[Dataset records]
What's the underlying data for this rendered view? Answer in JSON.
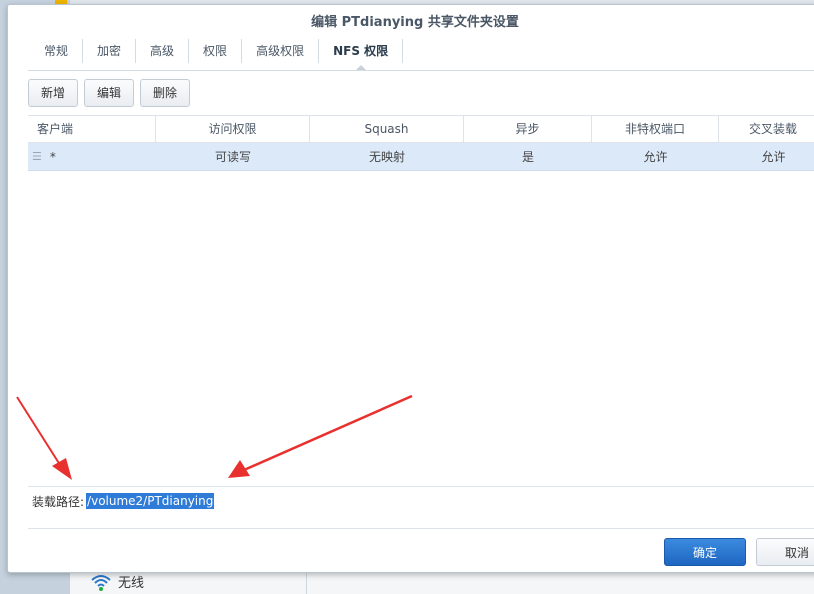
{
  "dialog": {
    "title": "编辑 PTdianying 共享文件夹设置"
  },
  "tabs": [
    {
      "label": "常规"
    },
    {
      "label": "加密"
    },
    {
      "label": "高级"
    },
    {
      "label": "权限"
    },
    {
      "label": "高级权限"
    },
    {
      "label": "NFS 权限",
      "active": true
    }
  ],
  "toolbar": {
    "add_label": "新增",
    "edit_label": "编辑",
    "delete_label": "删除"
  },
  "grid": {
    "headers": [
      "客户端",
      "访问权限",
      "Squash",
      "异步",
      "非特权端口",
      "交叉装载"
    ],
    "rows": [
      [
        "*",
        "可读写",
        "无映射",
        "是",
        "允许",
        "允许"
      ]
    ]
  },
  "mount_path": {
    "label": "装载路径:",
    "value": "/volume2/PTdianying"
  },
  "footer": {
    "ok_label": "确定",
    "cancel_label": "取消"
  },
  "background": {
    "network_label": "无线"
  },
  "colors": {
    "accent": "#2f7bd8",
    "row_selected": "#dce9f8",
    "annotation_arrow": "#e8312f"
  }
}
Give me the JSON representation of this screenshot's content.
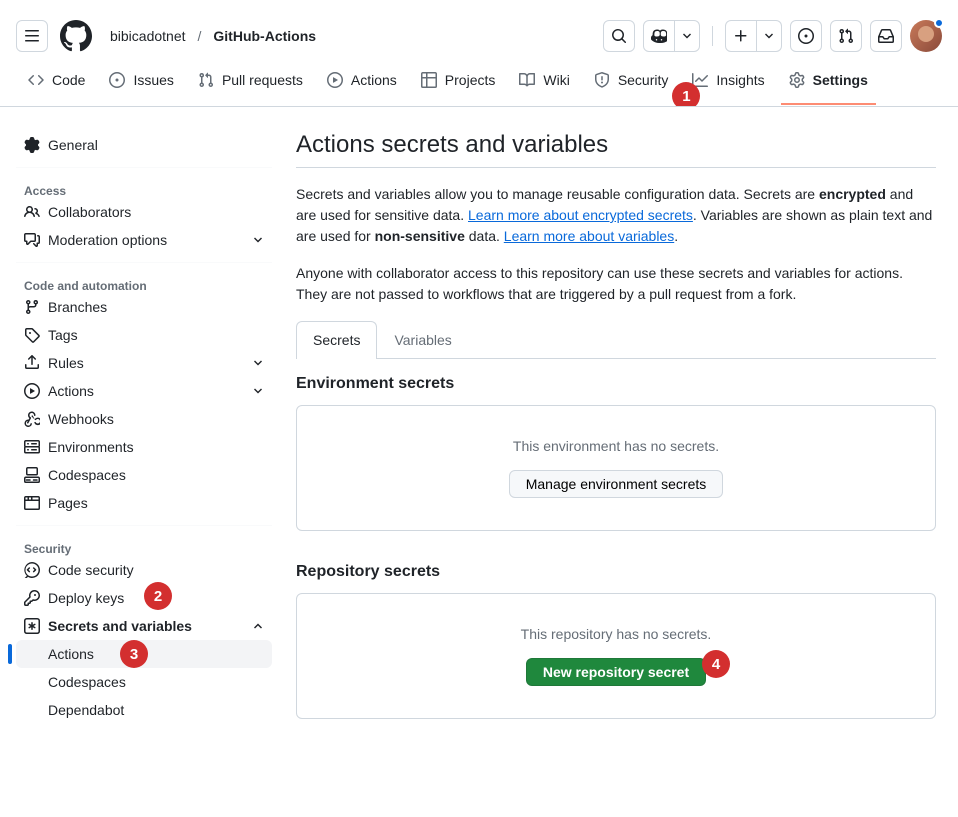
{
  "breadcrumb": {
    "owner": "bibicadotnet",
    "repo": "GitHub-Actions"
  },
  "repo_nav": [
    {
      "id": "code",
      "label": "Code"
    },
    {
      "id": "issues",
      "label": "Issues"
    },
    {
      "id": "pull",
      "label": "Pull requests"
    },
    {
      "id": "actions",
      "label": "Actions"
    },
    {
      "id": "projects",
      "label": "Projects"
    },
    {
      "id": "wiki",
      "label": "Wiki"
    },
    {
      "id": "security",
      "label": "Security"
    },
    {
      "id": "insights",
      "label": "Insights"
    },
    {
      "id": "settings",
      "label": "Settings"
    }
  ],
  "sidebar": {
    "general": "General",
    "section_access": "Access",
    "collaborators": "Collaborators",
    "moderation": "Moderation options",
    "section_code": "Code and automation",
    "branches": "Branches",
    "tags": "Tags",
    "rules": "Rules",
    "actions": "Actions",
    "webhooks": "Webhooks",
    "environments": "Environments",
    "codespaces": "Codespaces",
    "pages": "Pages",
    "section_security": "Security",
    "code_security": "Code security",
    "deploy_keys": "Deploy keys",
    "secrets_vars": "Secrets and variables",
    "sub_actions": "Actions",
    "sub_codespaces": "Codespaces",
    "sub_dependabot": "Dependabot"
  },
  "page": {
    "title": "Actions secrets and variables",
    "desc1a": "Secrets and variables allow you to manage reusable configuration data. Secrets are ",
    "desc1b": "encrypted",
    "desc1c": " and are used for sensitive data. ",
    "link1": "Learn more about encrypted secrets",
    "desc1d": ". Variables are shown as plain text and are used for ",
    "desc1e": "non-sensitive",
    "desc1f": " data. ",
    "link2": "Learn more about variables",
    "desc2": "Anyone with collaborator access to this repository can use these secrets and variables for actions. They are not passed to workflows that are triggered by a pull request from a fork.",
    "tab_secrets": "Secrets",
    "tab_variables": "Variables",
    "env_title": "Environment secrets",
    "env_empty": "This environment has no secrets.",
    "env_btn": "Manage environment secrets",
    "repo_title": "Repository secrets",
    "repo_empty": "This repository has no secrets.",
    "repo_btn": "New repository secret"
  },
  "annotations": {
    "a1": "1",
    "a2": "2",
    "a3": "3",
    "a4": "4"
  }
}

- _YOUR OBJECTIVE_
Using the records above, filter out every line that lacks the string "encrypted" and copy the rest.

- _SOLUTION BELOW_
    "desc1b": "encrypted",
    "link1": "Learn more about encrypted secrets",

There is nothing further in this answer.